The wet conditions were expected to continue through the coming days, but the Bureau of Meteorology said an inland heatwave – beginning from Monday – was expected to spread across large parts of the country by the end of the week.

BoM senior meteorologist Sarah Scully said rain would continue to fall across Gippsland in Victoria on Saturday, where communities were facing flood threats.

Gippsland has faced days of flash flooding, with a major flood watch issued for the Avon and Thompson rivers.

There were moderate flood warnings in place for the Macalister, Mitchell and Snowy rivers on Sunday, with minor flood warnings for at least four other river systems across Victoria.

Flood waters were expected to cause some small Gippsland communities to be isolated over the weekend, but they were not believed to be at risk of flooding.

Scully said a separate thunderstorm event was forming on Saturday, which was expected to affect the southern interior and eastern New South Wales, and in north and north-east Victoria.

“There’s a potential for severe storms to develop about eastern Victoria … and also about south-eastern NSW, bringing heavy rainfall and damaging wind, and even the potential for large hail as well,” Scully said.

Some parts of Victoria were likely to record rainfalls of 100mm over the weekend.

By Sunday morning, the heavy showers were expected to contract into far east Gippsland and the New South Wales south coast.

Some parts of NSW’s south-east received more than 200mm of rain in the past few days, with two moderate flood warnings in place for the Snowy and Buchan rivers.

Meanwhile, severe thunderstorms were developing in the Illawarra on Saturday afternoon.

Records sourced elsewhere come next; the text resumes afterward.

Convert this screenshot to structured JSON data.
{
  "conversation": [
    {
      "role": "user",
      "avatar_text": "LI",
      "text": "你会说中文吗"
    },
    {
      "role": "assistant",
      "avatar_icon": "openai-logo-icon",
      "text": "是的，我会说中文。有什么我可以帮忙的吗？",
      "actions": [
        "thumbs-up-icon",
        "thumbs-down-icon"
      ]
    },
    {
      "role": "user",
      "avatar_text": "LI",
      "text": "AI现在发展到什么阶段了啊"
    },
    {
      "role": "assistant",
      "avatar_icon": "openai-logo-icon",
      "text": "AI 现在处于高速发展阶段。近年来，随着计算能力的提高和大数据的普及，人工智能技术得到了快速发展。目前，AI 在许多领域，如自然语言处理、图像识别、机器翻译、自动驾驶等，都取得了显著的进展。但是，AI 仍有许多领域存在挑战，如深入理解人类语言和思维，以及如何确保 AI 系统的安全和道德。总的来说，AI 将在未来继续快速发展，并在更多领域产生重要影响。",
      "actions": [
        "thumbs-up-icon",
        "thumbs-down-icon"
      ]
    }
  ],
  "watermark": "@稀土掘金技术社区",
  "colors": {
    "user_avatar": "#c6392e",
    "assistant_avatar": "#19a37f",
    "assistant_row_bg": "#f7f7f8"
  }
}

The BoM warned that a low pressure trough was bringing scattered showers and isolated thunderstorms to the region, likely to bring damaging winds, large hailstones and heavy rainfall that could lead to flash flooding over the afternoon.

Locations that may be affected include Nowra, Bowral, Albion Park and Nerriga.

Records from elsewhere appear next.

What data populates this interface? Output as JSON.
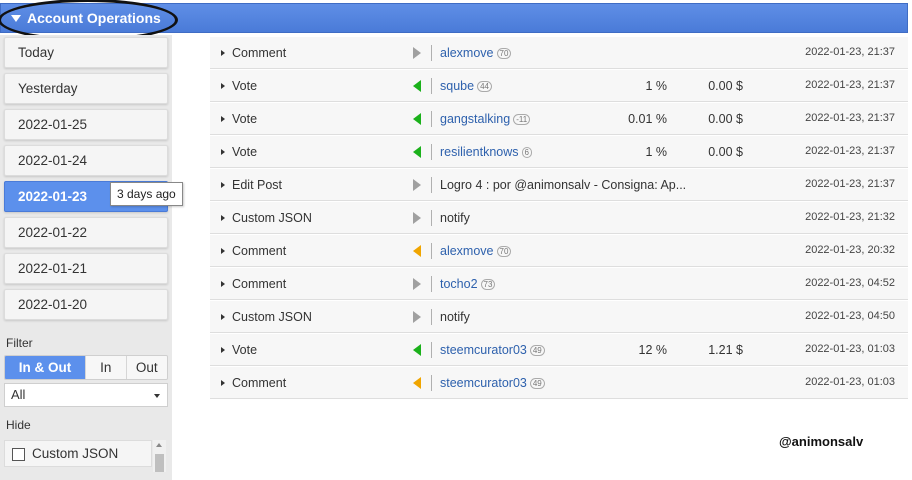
{
  "header": {
    "title": "Account Operations"
  },
  "sidebar": {
    "days": [
      "Today",
      "Yesterday",
      "2022-01-25",
      "2022-01-24",
      "2022-01-23",
      "2022-01-22",
      "2022-01-21",
      "2022-01-20"
    ],
    "active_day": "2022-01-23",
    "tooltip": "3 days ago",
    "filter_label": "Filter",
    "filter_options": [
      "In & Out",
      "In",
      "Out"
    ],
    "filter_selected": "In & Out",
    "type_select": "All",
    "hide_label": "Hide",
    "hide_items": [
      "Custom JSON"
    ]
  },
  "operations": [
    {
      "type": "Comment",
      "direction": "gray",
      "target": "alexmove",
      "rep": "70",
      "link": true,
      "pct": "",
      "amount": "",
      "time": "2022-01-23, 21:37"
    },
    {
      "type": "Vote",
      "direction": "green",
      "target": "sqube",
      "rep": "44",
      "link": true,
      "pct": "1 %",
      "amount": "0.00 $",
      "time": "2022-01-23, 21:37"
    },
    {
      "type": "Vote",
      "direction": "green",
      "target": "gangstalking",
      "rep": "-11",
      "link": true,
      "pct": "0.01 %",
      "amount": "0.00 $",
      "time": "2022-01-23, 21:37"
    },
    {
      "type": "Vote",
      "direction": "green",
      "target": "resilientknows",
      "rep": "6",
      "link": true,
      "pct": "1 %",
      "amount": "0.00 $",
      "time": "2022-01-23, 21:37"
    },
    {
      "type": "Edit Post",
      "direction": "gray",
      "target": "Logro 4 : por @animonsalv - Consigna: Ap...",
      "rep": "",
      "link": false,
      "pct": "",
      "amount": "",
      "time": "2022-01-23, 21:37"
    },
    {
      "type": "Custom JSON",
      "direction": "gray",
      "target": "notify",
      "rep": "",
      "link": false,
      "pct": "",
      "amount": "",
      "time": "2022-01-23, 21:32"
    },
    {
      "type": "Comment",
      "direction": "orange",
      "target": "alexmove",
      "rep": "70",
      "link": true,
      "pct": "",
      "amount": "",
      "time": "2022-01-23, 20:32"
    },
    {
      "type": "Comment",
      "direction": "gray",
      "target": "tocho2",
      "rep": "73",
      "link": true,
      "pct": "",
      "amount": "",
      "time": "2022-01-23, 04:52"
    },
    {
      "type": "Custom JSON",
      "direction": "gray",
      "target": "notify",
      "rep": "",
      "link": false,
      "pct": "",
      "amount": "",
      "time": "2022-01-23, 04:50"
    },
    {
      "type": "Vote",
      "direction": "green",
      "target": "steemcurator03",
      "rep": "49",
      "link": true,
      "pct": "12 %",
      "amount": "1.21 $",
      "time": "2022-01-23, 01:03"
    },
    {
      "type": "Comment",
      "direction": "orange",
      "target": "steemcurator03",
      "rep": "49",
      "link": true,
      "pct": "",
      "amount": "",
      "time": "2022-01-23, 01:03"
    }
  ],
  "signature": "@animonsalv",
  "colors": {
    "header": "#4a7bd8",
    "active": "#5c90ec",
    "link": "#2e61ad",
    "vote_in": "#1bb11b",
    "comment_in": "#f0a500"
  }
}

Shane McBride, the duty officer for Victoria’s state emergency service, said crews received 59 requests for assistance in the 24 hours to 7am.

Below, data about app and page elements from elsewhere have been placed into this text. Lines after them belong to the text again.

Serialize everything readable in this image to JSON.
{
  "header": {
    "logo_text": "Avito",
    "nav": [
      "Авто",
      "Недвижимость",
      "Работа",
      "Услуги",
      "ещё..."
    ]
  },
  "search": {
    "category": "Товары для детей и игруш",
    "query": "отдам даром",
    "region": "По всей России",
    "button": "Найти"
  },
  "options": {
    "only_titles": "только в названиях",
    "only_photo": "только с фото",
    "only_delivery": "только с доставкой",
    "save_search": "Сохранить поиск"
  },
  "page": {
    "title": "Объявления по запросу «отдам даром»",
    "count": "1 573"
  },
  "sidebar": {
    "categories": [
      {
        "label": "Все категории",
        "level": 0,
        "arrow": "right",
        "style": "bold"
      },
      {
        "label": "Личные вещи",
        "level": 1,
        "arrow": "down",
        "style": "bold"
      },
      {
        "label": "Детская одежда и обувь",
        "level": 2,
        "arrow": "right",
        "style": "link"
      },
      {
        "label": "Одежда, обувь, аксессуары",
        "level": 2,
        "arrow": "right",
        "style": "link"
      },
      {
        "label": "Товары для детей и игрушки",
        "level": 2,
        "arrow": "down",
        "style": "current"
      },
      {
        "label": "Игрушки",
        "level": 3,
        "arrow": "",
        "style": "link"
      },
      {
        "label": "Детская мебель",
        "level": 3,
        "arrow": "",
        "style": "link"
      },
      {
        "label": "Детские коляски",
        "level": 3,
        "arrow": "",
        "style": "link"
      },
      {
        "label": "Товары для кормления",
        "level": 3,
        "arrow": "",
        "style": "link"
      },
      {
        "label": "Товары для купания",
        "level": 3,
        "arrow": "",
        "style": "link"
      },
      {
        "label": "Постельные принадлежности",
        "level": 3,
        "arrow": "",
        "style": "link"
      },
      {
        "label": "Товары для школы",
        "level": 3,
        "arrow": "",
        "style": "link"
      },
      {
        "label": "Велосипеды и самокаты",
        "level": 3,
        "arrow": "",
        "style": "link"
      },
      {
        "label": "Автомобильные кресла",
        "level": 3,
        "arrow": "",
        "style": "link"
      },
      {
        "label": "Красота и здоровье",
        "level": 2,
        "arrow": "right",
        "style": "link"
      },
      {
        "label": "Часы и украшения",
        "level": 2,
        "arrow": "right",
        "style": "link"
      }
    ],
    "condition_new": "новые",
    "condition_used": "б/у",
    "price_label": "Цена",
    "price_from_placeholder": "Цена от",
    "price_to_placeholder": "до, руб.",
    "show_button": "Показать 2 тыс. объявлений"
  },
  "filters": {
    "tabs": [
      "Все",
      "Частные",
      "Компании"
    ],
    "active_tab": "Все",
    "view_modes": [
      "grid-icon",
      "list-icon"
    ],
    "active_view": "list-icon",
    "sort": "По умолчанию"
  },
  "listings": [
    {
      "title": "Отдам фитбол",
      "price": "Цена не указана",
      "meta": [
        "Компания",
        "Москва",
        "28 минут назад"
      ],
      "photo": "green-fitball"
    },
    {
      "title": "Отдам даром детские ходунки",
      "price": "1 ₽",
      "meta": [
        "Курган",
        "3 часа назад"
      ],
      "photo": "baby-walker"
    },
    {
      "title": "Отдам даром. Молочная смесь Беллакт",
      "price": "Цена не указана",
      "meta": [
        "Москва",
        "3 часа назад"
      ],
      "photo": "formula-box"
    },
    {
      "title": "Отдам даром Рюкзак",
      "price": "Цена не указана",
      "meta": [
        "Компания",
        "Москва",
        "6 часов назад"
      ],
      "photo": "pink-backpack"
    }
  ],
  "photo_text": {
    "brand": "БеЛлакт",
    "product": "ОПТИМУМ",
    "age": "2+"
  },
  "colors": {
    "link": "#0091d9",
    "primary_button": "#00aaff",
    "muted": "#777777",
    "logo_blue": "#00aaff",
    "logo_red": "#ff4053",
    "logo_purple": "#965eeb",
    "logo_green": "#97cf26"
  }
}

Most of these related to fallen trees, but there was also one water rescue overnight, he said.

The NSW SES has wrapped up the majority of its response to the recent thunderstorm event, spokesperson Jenni North said, with crews responding to more than 1500 incidents across the state.

North said a few incidents were coming through from storm-affected properties on the south coast, and crews are assisting with washed-out properties and damage assessments.

“All of our incident control centres that were set up and [the] additional resources, everything’s reverted back to normal levels now,” she said.

Showers and possible severe thunderstorms were expected over most of the Queensland on Saturday.

Scully said severe thunderstorms could bring damaging winds, large hail and heavy rainfall that could lead to flash flooding around the Wide Bay-Burnett coast.

Storms have also knocked down powerlines in the state’s south-east, leaving thousands without electricity overnight, government-owned provider Energex said.

More than 3,500 people remain without power as of 8.30am local time, with residents in the Sunshine Coast mostly affected.

From Monday, the weather is expected to shift into a more regular seasonal pattern, with scattered storms each day across the tropical north.

“But we’re not expecting to have those extensive storm activity forecast elsewhere [in the state],” Scully said.

From Monday, an outback heatwave will begin forming in parts of central Australia, spreading across large parts of the continent later in the week.

heatwave map by the BoM suggets that, by Friday next week, “much of the continent [will be] affected by low intensity to severe heatwave conditions”, Scully said.

Source: The Guardian